Shift to real living wage would improve employee loyalty
Workers’ personal lives have suffered due to pandemic-related pay cuts and a commitment to a real living wage could help retain staff and productivity levels in the still-turbulent months ahead.
A poll by the Living Wage Foundation found that 44% of employees working full time but earning less than the real living wage felt the pay they received for their work has negatively affected their overall quality of life.
Twenty-seven per cent of respondents had to skip meals in the past year due to a lack of money, and 20% had to cut heating because of it.
The real living wage is currently £9.50 across the UK and £10.85 in London, yet 5.5 million employee jobs in the UK, one-fifth of all jobs, are still paid below this amount as of April 2020.
Speaking to HR magazine, Laura Gardiner, director Living Wage Foundation, said if low-paid workers were to be paid the real living wage, they would feel their hard work was being recognised.
She said: “This is backed up by the fact that 75% of accredited Living Wage Employers have found that their staff retention rate has improved since their accreditation.
“Given many low-paid workers have proven to also be essential workers in this pandemic, not only is it the morally right thing to do, but giving that extra bit to ensure that workers earn what they need to live will help businesses grow and thrive, even in the face of these difficult times.”
In addition to an increased likelihood of staying with their employer for longer (70%), 68% of those surveyed said being paid living wage would make them speak more positively about their workplace.
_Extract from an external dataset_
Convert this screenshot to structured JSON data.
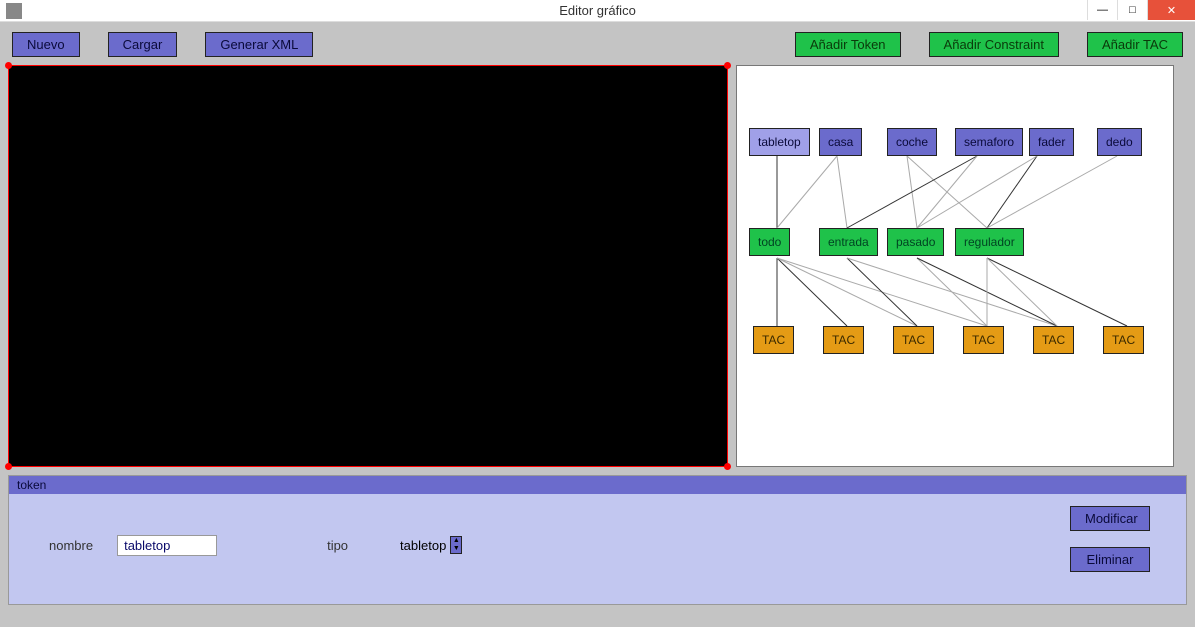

The same percentage said it would improve their overall happiness, and 31% said a living wage would mean that they worked harder, more efficiently and productively.
Being put on furlough without a top up in pay (24%) and a reduction in hours or shifts by their employer (22%), were tipped as the leading reasons for low pay during the pandemic.
Partly due to these reasons, the majority of respondents (66%) said they thought there will be a stronger case for employers to pay at least the real living wage post pandemic.
Already some employers have begun to lead this change. From April this year, Morrisons will become the first UK supermarket chain to pay its staff a minimum wage of £10 per hour, up from £9.20.
Consumer goods company Unilever has also made a pledge refusing to do business with any firm that does not pay at least a living wage or income to its employees by 2030.
Many expect other companies to follow suit.
The Living Wage Foundation Life on Low Pay in the Pandemic report surveyed 2,128 employees in the UK who were working full time but earning less than the real living wage in December 2020.
The survey was conducted between 3 and 14 December 2020.